## Work request:
Check every line of the entries below for the word "title", and copy the ones that have it.

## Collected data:
------------------------------------------------------------------------

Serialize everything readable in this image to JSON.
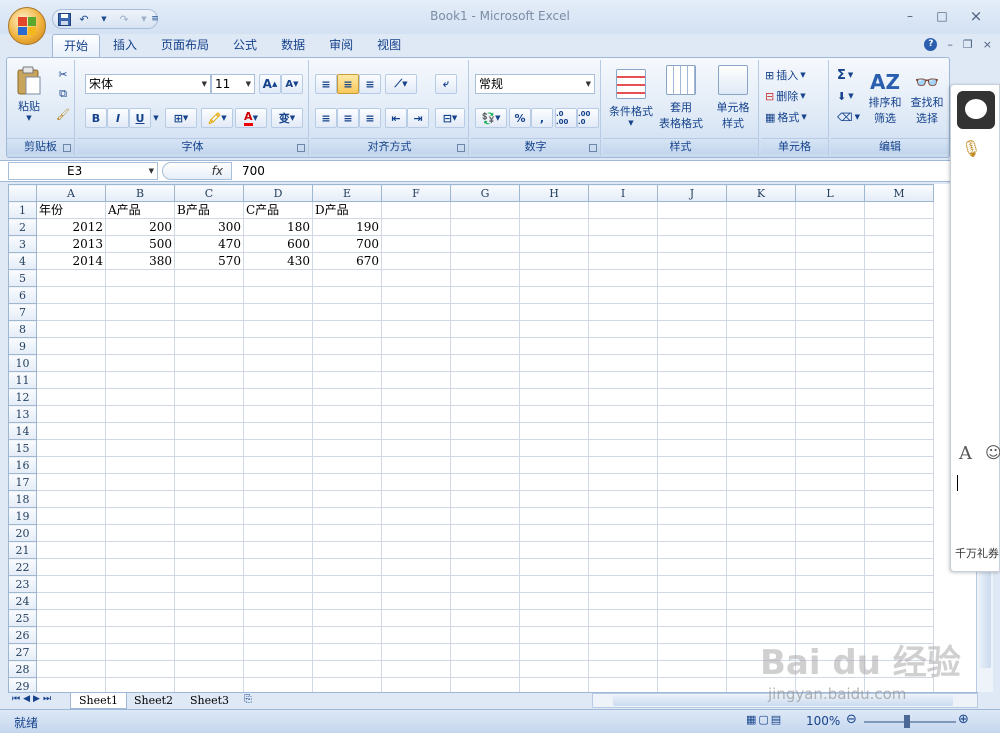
{
  "window": {
    "title": "Book1 - Microsoft Excel",
    "minimize": "–",
    "maximize": "□",
    "close": "×"
  },
  "qat": {
    "save": "save-icon",
    "undo": "undo-icon",
    "redo": "redo-icon"
  },
  "tabs": [
    "开始",
    "插入",
    "页面布局",
    "公式",
    "数据",
    "审阅",
    "视图"
  ],
  "ribbon": {
    "clipboard": {
      "label": "剪贴板",
      "paste": "粘贴"
    },
    "font": {
      "label": "字体",
      "name": "宋体",
      "size": "11",
      "bold": "B",
      "italic": "I",
      "underline": "U",
      "grow": "A",
      "shrink": "A",
      "font_color": "A",
      "wen": "wén",
      "wen_char": "变"
    },
    "alignment": {
      "label": "对齐方式"
    },
    "number": {
      "label": "数字",
      "format": "常规",
      "percent": "%",
      "comma": ",",
      "inc_decimal": ".0 .00",
      "dec_decimal": ".00 .0"
    },
    "styles": {
      "label": "样式",
      "cond_format": "条件格式",
      "table_format_1": "套用",
      "table_format_2": "表格格式",
      "cell_style_1": "单元格",
      "cell_style_2": "样式"
    },
    "cells": {
      "label": "单元格",
      "insert": "插入",
      "delete": "删除",
      "format": "格式"
    },
    "editing": {
      "label": "编辑",
      "sum": "Σ",
      "sort_1": "排序和",
      "sort_2": "筛选",
      "find_1": "查找和",
      "find_2": "选择"
    }
  },
  "formula_bar": {
    "name_box": "E3",
    "fx": "fx",
    "value": "700"
  },
  "columns": [
    "A",
    "B",
    "C",
    "D",
    "E",
    "F",
    "G",
    "H",
    "I",
    "J",
    "K",
    "L",
    "M"
  ],
  "rows": [
    [
      "年份",
      "A产品",
      "B产品",
      "C产品",
      "D产品",
      "",
      "",
      "",
      "",
      "",
      "",
      "",
      ""
    ],
    [
      "2012",
      "200",
      "300",
      "180",
      "190",
      "",
      "",
      "",
      "",
      "",
      "",
      "",
      ""
    ],
    [
      "2013",
      "500",
      "470",
      "600",
      "700",
      "",
      "",
      "",
      "",
      "",
      "",
      "",
      ""
    ],
    [
      "2014",
      "380",
      "570",
      "430",
      "670",
      "",
      "",
      "",
      "",
      "",
      "",
      "",
      ""
    ]
  ],
  "row_count": 29,
  "sheet_tabs": [
    "Sheet1",
    "Sheet2",
    "Sheet3"
  ],
  "status": {
    "ready": "就绪",
    "zoom": "100%"
  },
  "side_panel": {
    "promo": "千万礼券",
    "font_glyph": "A"
  },
  "watermark": {
    "brand": "Bai du 经验",
    "url": "jingyan.baidu.com"
  }
}
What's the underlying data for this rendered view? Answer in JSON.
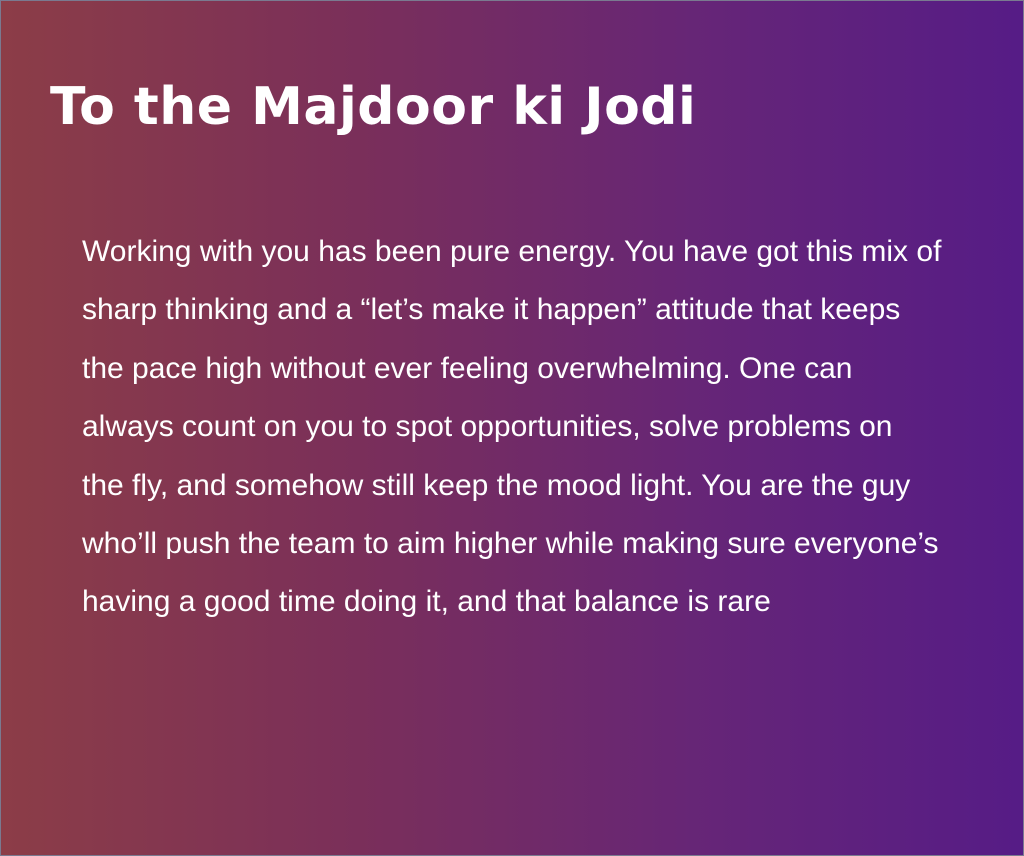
{
  "card": {
    "title": "To the Majdoor ki Jodi",
    "message": "Working with you has been pure energy. You have got this mix of sharp thinking and a “let’s make it happen” attitude that keeps the pace high without ever feeling overwhelming. One can always count on you to spot opportunities, solve problems on the fly, and somehow still keep the mood light. You are the guy who’ll push the team to aim higher while making sure everyone’s having a good time doing it, and that balance is rare",
    "colors": {
      "gradient_start": "#8c3d47",
      "gradient_mid": "#7a2f5a",
      "gradient_end": "#561c86",
      "text": "#ffffff"
    }
  }
}
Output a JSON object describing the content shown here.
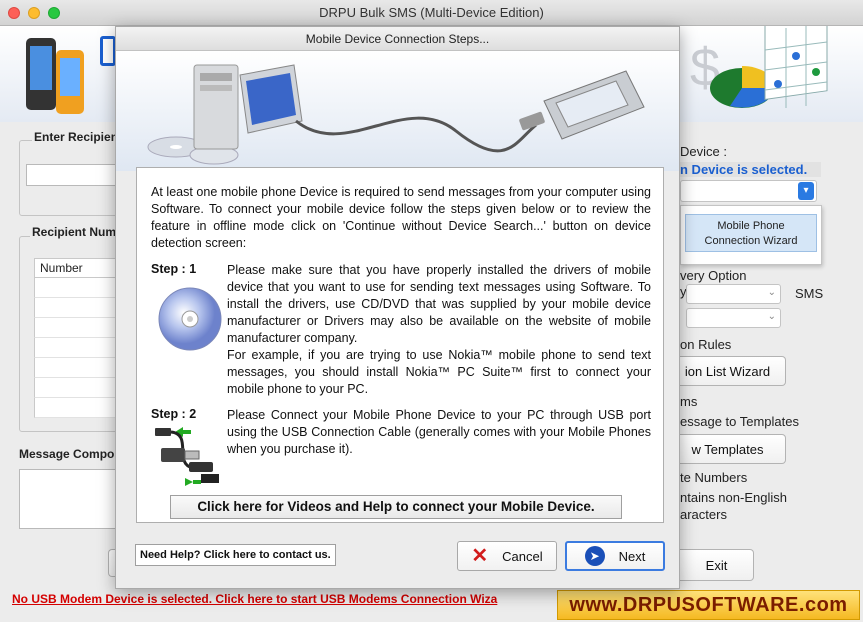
{
  "window": {
    "title": "DRPU Bulk SMS (Multi-Device Edition)"
  },
  "left_panel": {
    "enter_recipient_label": "Enter Recipient",
    "recipient_number_label": "Recipient Numb",
    "number_column": "Number",
    "message_composer_label": "Message Compo"
  },
  "right_panel": {
    "device_label": "Device :",
    "device_status": "n Device is selected.",
    "wizard_button_line1": "Mobile Phone",
    "wizard_button_line2": "Connection  Wizard",
    "delivery_option": "very Option",
    "sms_label": "SMS",
    "exclusion_rules": "on Rules",
    "exclusion_wizard_button": "ion List Wizard",
    "items_label": "ms",
    "save_template": "essage to Templates",
    "view_templates_button": "w Templates",
    "duplicate_numbers": "te Numbers",
    "non_english_line1": "ntains non-English",
    "non_english_line2": "aracters",
    "exit_button": "Exit"
  },
  "status": {
    "modem_link": "No USB Modem Device is selected. Click here to start USB Modems Connection Wiza"
  },
  "brand": {
    "text": "www.DRPUSOFTWARE.com"
  },
  "dialog": {
    "title": "Mobile Device Connection Steps...",
    "intro": "At least one mobile phone Device is required to send messages from your computer using Software.  To connect your mobile device follow the steps given below or to review the feature in offline mode click on 'Continue without Device Search...' button on device detection screen:",
    "step1_label": "Step : 1",
    "step1_text": "Please make sure that you have properly installed the drivers of mobile device that you want to use for sending text messages using Software. To install the drivers, use CD/DVD that was supplied by your mobile device manufacturer or Drivers may also be available on the website of mobile manufacturer company.",
    "step1_example": "For example, if you are trying to use Nokia™ mobile phone to send text messages, you should install Nokia™ PC Suite™ first to connect your mobile phone to your PC.",
    "step2_label": "Step : 2",
    "step2_text": "Please Connect your Mobile Phone Device to your PC through USB port using the USB Connection Cable (generally comes with your Mobile Phones when you purchase it).",
    "help_videos_button": "Click here for Videos and Help to connect your Mobile Device.",
    "contact_button": "Need Help? Click here to contact us.",
    "cancel_button": "Cancel",
    "next_button": "Next"
  },
  "colors": {
    "accent": "#1a5fd0",
    "status_red": "#d40000",
    "brand_bg": "#f5b922",
    "next_border": "#3b7be0"
  }
}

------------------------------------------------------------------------

## Task result:
    "title": "Book1 - Microsoft Excel",
    "title": "To the Majdoor ki Jodi",
    "title": "DRPU Bulk SMS (Multi-Device Edition)"
    "title": "Mobile Device Connection Steps...",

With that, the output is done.